▶ **TASK DIRECTIONS**:
Some lines in the entries contain the word "Gåsevænget". Copy all of them.

------------------------

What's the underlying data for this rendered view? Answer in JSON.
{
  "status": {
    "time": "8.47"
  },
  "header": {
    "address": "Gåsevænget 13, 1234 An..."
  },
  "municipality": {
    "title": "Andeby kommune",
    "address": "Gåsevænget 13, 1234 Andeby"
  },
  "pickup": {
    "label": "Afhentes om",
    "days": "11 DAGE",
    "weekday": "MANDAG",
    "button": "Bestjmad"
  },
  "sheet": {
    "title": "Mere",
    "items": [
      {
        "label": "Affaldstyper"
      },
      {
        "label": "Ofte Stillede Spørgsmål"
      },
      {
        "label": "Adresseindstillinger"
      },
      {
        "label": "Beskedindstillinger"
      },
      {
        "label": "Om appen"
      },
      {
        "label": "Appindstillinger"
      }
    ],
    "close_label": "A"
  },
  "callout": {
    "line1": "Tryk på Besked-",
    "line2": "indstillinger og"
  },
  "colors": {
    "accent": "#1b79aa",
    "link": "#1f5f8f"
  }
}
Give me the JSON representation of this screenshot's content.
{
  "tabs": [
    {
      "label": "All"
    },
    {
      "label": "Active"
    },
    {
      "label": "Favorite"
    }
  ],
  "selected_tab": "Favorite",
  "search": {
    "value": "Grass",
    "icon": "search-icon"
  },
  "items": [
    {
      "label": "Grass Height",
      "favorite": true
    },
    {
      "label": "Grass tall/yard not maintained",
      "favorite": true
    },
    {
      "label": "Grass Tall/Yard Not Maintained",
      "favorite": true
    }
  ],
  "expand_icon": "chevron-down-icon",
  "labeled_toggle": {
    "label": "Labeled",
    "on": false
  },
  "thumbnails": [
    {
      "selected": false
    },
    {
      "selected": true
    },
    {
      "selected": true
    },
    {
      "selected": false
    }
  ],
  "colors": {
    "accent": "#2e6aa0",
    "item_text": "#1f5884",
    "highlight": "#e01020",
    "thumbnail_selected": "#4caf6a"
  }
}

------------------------

▶ **PROBLEM SOLUTION**:
    "address": "Gåsevænget 13, 1234 An..."
    "address": "Gåsevænget 13, 1234 Andeby"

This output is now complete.